REQUIRED ACTION: If anything in the data looks odd, keep it anyway and write the whole listing out unchanged.

RECORDS:
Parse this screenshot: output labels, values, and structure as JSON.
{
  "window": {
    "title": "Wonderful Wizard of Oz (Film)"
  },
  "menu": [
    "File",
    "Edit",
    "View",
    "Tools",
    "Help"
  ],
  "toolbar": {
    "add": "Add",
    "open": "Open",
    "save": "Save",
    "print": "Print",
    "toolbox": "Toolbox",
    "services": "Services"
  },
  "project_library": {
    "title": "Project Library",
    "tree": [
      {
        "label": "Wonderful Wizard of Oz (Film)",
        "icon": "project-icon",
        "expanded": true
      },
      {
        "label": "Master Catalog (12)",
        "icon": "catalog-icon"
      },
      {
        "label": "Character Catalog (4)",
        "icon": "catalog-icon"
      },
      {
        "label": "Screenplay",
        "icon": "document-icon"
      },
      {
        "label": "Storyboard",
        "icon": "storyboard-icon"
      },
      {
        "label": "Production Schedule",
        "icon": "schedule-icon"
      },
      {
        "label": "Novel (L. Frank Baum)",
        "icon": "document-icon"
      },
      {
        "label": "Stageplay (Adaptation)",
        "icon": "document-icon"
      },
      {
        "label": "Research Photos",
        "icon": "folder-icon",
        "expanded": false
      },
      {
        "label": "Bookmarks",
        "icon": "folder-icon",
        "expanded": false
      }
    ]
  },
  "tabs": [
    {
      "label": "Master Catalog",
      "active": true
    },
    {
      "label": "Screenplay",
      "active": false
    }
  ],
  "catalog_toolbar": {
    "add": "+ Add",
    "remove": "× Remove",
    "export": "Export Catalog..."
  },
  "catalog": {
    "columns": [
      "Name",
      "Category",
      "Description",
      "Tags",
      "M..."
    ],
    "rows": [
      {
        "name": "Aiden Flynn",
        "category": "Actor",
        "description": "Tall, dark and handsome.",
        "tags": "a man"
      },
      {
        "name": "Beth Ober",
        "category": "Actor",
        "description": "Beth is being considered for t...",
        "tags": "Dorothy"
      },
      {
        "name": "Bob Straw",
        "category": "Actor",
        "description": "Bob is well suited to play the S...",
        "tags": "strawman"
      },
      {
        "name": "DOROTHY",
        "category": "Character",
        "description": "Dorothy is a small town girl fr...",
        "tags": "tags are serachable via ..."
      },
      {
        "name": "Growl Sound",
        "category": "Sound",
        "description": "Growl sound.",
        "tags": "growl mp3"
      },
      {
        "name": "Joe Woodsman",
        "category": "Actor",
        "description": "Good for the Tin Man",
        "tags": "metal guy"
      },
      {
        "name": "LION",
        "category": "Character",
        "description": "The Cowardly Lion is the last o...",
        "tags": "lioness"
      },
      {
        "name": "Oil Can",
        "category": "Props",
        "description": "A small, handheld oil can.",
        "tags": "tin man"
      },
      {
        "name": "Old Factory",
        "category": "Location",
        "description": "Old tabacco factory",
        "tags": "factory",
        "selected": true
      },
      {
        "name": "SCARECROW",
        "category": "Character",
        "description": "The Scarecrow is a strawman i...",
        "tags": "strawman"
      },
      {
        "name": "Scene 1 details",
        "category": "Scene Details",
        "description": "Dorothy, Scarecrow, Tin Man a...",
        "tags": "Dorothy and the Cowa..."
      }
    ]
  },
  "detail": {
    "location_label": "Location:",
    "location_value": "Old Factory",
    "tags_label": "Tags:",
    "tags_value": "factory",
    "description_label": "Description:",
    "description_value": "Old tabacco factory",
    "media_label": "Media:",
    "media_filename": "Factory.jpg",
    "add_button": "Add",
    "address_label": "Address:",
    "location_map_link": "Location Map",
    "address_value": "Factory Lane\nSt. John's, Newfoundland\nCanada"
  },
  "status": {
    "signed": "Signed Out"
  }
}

OUTPUT FOR THIS TASK:
Parse this screenshot: output labels, values, and structure as JSON.
{
  "window": {
    "title": "Wonderful Wizard of Oz (Film)"
  },
  "menu": [
    "File",
    "Edit",
    "View",
    "Tools",
    "Help"
  ],
  "toolbar": {
    "add": "Add",
    "open": "Open",
    "save": "Save",
    "print": "Print",
    "toolbox": "Toolbox",
    "services": "Services"
  },
  "project_library": {
    "title": "Project Library",
    "tree": [
      {
        "label": "Wonderful Wizard of Oz (Film)",
        "icon": "project-icon",
        "expanded": true
      },
      {
        "label": "Master Catalog (12)",
        "icon": "catalog-icon"
      },
      {
        "label": "Character Catalog (4)",
        "icon": "catalog-icon"
      },
      {
        "label": "Screenplay",
        "icon": "document-icon"
      },
      {
        "label": "Storyboard",
        "icon": "storyboard-icon"
      },
      {
        "label": "Production Schedule",
        "icon": "schedule-icon"
      },
      {
        "label": "Novel (L. Frank Baum)",
        "icon": "document-icon"
      },
      {
        "label": "Stageplay (Adaptation)",
        "icon": "document-icon"
      },
      {
        "label": "Research Photos",
        "icon": "folder-icon",
        "expanded": false
      },
      {
        "label": "Bookmarks",
        "icon": "folder-icon",
        "expanded": false
      }
    ]
  },
  "tabs": [
    {
      "label": "Master Catalog",
      "active": true
    },
    {
      "label": "Screenplay",
      "active": false
    }
  ],
  "catalog_toolbar": {
    "add": "+ Add",
    "remove": "× Remove",
    "export": "Export Catalog..."
  },
  "catalog": {
    "columns": [
      "Name",
      "Category",
      "Description",
      "Tags",
      "M..."
    ],
    "rows": [
      {
        "name": "Aiden Flynn",
        "category": "Actor",
        "description": "Tall, dark and handsome.",
        "tags": "a man"
      },
      {
        "name": "Beth Ober",
        "category": "Actor",
        "description": "Beth is being considered for t...",
        "tags": "Dorothy"
      },
      {
        "name": "Bob Straw",
        "category": "Actor",
        "description": "Bob is well suited to play the S...",
        "tags": "strawman"
      },
      {
        "name": "DOROTHY",
        "category": "Character",
        "description": "Dorothy is a small town girl fr...",
        "tags": "tags are serachable via ..."
      },
      {
        "name": "Growl Sound",
        "category": "Sound",
        "description": "Growl sound.",
        "tags": "growl mp3"
      },
      {
        "name": "Joe Woodsman",
        "category": "Actor",
        "description": "Good for the Tin Man",
        "tags": "metal guy"
      },
      {
        "name": "LION",
        "category": "Character",
        "description": "The Cowardly Lion is the last o...",
        "tags": "lioness"
      },
      {
        "name": "Oil Can",
        "category": "Props",
        "description": "A small, handheld oil can.",
        "tags": "tin man"
      },
      {
        "name": "Old Factory",
        "category": "Location",
        "description": "Old tabacco factory",
        "tags": "factory",
        "selected": true
      },
      {
        "name": "SCARECROW",
        "category": "Character",
        "description": "The Scarecrow is a strawman i...",
        "tags": "strawman"
      },
      {
        "name": "Scene 1 details",
        "category": "Scene Details",
        "description": "Dorothy, Scarecrow, Tin Man a...",
        "tags": "Dorothy and the Cowa..."
      }
    ]
  },
  "detail": {
    "location_label": "Location:",
    "location_value": "Old Factory",
    "tags_label": "Tags:",
    "tags_value": "factory",
    "description_label": "Description:",
    "description_value": "Old tabacco factory",
    "media_label": "Media:",
    "media_filename": "Factory.jpg",
    "add_button": "Add",
    "address_label": "Address:",
    "location_map_link": "Location Map",
    "address_value": "Factory Lane\nSt. John's, Newfoundland\nCanada"
  },
  "status": {
    "signed": "Signed Out"
  }
}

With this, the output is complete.